**Exercise requirements**
Every record is to be restated exactly, with nothing left out.

**Dataset rows for apps and sites**
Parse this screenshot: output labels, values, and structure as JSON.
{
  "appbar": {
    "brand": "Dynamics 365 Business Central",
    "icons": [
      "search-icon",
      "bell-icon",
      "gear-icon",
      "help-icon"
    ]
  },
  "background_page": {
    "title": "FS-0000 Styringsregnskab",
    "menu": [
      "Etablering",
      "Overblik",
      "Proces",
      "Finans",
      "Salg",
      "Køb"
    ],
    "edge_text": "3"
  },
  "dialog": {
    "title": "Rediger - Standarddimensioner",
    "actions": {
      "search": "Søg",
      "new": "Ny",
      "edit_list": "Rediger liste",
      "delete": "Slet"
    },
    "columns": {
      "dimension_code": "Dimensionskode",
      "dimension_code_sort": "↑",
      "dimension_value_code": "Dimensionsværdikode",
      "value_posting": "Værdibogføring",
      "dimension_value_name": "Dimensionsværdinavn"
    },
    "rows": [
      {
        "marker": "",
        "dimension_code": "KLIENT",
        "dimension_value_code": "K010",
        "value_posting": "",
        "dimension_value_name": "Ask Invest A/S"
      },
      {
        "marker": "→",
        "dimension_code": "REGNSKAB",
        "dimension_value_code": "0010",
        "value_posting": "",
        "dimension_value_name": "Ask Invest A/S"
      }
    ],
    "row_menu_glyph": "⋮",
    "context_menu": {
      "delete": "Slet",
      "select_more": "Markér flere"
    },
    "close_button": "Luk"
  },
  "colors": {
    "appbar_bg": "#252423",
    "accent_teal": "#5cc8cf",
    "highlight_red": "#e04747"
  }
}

**Task answer**
Parse this screenshot: output labels, values, and structure as JSON.
{
  "appbar": {
    "brand": "Dynamics 365 Business Central",
    "icons": [
      "search-icon",
      "bell-icon",
      "gear-icon",
      "help-icon"
    ]
  },
  "background_page": {
    "title": "FS-0000 Styringsregnskab",
    "menu": [
      "Etablering",
      "Overblik",
      "Proces",
      "Finans",
      "Salg",
      "Køb"
    ],
    "edge_text": "3"
  },
  "dialog": {
    "title": "Rediger - Standarddimensioner",
    "actions": {
      "search": "Søg",
      "new": "Ny",
      "edit_list": "Rediger liste",
      "delete": "Slet"
    },
    "columns": {
      "dimension_code": "Dimensionskode",
      "dimension_code_sort": "↑",
      "dimension_value_code": "Dimensionsværdikode",
      "value_posting": "Værdibogføring",
      "dimension_value_name": "Dimensionsværdinavn"
    },
    "rows": [
      {
        "marker": "",
        "dimension_code": "KLIENT",
        "dimension_value_code": "K010",
        "value_posting": "",
        "dimension_value_name": "Ask Invest A/S"
      },
      {
        "marker": "→",
        "dimension_code": "REGNSKAB",
        "dimension_value_code": "0010",
        "value_posting": "",
        "dimension_value_name": "Ask Invest A/S"
      }
    ],
    "row_menu_glyph": "⋮",
    "context_menu": {
      "delete": "Slet",
      "select_more": "Markér flere"
    },
    "close_button": "Luk"
  },
  "colors": {
    "appbar_bg": "#252423",
    "accent_teal": "#5cc8cf",
    "highlight_red": "#e04747"
  }
}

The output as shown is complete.